*Exercise*: Every line of the entries below that includes "jean" belongs in the answer, copied as written.

════════════════

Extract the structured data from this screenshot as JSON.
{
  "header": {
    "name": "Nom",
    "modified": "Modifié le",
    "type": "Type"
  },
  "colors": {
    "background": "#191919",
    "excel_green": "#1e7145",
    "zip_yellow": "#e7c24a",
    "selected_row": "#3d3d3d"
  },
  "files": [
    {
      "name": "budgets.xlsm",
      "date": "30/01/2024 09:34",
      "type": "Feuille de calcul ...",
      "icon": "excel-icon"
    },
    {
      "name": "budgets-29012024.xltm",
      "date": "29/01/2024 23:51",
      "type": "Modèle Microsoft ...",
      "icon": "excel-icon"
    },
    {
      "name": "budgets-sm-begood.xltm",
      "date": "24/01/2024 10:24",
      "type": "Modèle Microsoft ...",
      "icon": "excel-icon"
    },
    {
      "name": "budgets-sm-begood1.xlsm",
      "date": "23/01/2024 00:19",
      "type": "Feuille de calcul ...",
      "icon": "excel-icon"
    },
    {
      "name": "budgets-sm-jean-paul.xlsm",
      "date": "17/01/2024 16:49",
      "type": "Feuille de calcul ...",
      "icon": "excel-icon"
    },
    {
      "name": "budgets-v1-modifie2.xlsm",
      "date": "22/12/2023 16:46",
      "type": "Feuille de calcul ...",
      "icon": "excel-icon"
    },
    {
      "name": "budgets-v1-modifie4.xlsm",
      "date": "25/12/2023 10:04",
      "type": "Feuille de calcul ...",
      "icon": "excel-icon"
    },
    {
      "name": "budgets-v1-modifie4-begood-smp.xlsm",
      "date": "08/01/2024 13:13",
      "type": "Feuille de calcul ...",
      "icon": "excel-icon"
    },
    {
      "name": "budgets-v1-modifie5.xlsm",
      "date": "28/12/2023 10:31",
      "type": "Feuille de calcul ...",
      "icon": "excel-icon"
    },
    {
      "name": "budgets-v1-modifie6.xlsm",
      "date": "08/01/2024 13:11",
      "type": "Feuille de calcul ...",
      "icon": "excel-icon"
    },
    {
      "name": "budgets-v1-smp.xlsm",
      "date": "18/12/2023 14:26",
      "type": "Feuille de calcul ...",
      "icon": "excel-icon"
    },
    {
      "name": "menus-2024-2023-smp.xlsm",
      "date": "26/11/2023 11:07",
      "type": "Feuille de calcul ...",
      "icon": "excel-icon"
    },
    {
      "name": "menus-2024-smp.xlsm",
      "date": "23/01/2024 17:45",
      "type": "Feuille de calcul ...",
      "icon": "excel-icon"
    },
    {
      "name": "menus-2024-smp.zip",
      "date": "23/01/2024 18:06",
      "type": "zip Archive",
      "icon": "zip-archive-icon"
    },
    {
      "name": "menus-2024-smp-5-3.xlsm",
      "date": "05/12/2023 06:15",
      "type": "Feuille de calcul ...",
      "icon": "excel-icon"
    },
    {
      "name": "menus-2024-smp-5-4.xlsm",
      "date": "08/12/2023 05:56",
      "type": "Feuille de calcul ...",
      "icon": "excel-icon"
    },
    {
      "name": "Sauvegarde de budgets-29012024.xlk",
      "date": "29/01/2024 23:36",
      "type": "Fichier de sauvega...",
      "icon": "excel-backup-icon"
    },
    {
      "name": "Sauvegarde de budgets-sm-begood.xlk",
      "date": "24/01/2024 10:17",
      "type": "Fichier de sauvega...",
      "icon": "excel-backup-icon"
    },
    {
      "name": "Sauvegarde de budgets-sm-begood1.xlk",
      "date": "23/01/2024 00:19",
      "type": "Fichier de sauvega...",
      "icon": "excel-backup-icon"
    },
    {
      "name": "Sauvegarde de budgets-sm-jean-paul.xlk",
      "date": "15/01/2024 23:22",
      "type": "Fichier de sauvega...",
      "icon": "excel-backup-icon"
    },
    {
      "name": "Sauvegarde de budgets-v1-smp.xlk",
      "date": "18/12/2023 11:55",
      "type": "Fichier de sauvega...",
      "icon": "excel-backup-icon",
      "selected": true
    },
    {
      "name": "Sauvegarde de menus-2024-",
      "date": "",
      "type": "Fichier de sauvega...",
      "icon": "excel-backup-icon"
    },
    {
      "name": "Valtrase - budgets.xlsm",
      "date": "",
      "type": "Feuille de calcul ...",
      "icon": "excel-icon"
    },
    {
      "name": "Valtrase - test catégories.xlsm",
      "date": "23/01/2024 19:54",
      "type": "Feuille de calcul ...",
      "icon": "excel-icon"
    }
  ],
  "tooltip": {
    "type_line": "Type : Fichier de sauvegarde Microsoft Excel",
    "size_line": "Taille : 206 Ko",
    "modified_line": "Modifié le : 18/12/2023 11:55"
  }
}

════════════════

*Result of this task*:
      "name": "budgets-sm-jean-paul.xlsm",
      "name": "Sauvegarde de budgets-sm-jean-paul.xlk",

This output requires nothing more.